  2. ^ Schultz, Robert (2010). Masters of New York. AuthorHouse. p. 139. ISBN 9781452088464. Retrieved 12 January 2018.
  3. ^ a b c d e f g h i j k l Reynolds, Cuyler (1914). Genealogical and Family History of Southern New York and the Hudson River Valley: A Record of the Achievements of Her People in the Making of a Commonwealth and the Building of a Nation. Lewis Historical Publishing Company. p. 1151. Retrieved 25 July 2017.
  4. ^ Bergen, Tunis Garret (1915). Genealogies of the State of New York: A Record of the Achievements of Her People in the Making of a Commonwealth and the Founding of a Nation. 3. Lewis Historical Publishing Company. OCLC 39110613.
  5. ^ Livingston, Edwin Brockholst (1910). The Livingstons of Livingston Manor. New York: Knickerbocker Press.
  6. ^ Schuyler, George W. Colonial New York: Philip Schuyler and His Family, Vol. 1, Charles Scribner's Sons, 1885
  7. ^ Stambach, Paul. "Honored Through the Ordeal: Crailo and the Colonial Wars". New York State Division of Military and Naval Affairs: Military History. Retrieved 12 January 2018.
  8. ^ "Robert Van Rensselaer [1740-1802] Military Leader". New Netherland Institute. Retrieved 12 January 2018.
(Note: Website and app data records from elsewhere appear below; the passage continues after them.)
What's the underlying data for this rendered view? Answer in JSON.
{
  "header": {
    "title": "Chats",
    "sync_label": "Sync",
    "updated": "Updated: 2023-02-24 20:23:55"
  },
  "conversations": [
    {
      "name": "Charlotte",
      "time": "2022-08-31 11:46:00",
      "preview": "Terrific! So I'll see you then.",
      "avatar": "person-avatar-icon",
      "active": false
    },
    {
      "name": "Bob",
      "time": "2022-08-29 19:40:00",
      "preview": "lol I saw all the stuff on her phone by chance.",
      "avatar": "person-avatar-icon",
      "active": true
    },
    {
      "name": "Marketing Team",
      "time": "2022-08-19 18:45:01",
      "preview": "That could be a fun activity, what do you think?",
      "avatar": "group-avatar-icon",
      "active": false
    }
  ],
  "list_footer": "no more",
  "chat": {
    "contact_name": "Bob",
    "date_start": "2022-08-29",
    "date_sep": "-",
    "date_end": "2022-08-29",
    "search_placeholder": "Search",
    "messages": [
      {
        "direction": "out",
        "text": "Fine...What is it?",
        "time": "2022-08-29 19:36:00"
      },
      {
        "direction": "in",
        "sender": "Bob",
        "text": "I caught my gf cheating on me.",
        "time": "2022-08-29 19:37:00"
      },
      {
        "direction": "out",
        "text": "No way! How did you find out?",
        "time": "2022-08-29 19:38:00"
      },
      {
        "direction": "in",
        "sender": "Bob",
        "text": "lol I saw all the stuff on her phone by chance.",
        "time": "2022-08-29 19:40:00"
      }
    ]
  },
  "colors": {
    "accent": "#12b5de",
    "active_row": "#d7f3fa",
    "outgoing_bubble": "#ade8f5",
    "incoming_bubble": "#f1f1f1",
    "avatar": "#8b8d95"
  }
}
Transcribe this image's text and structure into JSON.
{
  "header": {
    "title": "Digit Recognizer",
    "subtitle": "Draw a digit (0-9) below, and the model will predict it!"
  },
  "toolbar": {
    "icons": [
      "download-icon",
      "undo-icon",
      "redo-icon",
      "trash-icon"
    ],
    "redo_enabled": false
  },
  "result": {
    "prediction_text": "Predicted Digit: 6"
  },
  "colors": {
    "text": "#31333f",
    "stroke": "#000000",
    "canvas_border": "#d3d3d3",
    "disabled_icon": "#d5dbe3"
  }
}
  9. ^ Rensselaer, Robert Van (1780). Minutes of Treaty Kept by General Robt. V. Rensselaer with the Indians in Schenectady, 28. Augt. 1780. Retrieved 12 January 2018.
  10. ^ Watt, Gavin K. (1997). The Burning of the Valleys: Daring Raids from Canada Against the New York Frontier in the Fall of 1780. Dundurn. p. 25. ISBN 9781770700826. Retrieved 12 January 2018.
  11. ^ Browning, Charles Henry (1891). Americans of Royal Descent: A Collection of Genealogies of American Families Whose Lineage is Traced to the Legitimate Issue of Kings. Porter & Costes. p. 583. Retrieved 12 January 2018.
  12. ^ Spooner, pp. 197
  13. ^ Americana: (American Historical Magazine). American Historical Company, Incorporated. 1920. p. 294. Retrieved 12 January 2018.
  14. ^ Archives, Episcopal Church General Convention Commission on; Hobart, J. H. (1804). Archives of the General Convention. Privately printed. p. 243. Retrieved 12 January 2018.
  15. ^ Larry E. Gobrecht (July 1982). "National Register of Historic Places Registration: Jacob Rutsen Van Rensselaer House and Mill Complex". New York State Office of Parks, Recreation and Historic Preservation. Archived from the original on 2012-10-13. Retrieved 2010-07-03. See also: "Accompanying 28 photos". Archived from the original on 2012-10-13.
  • Heitman, Francis B., Historical Register of Officers of the Continental Army during the War of the Revolution. New, enlarged, and revised edition., Washington, D.C.: Rare Book Shop Publishing Company, 1914

External linksEdit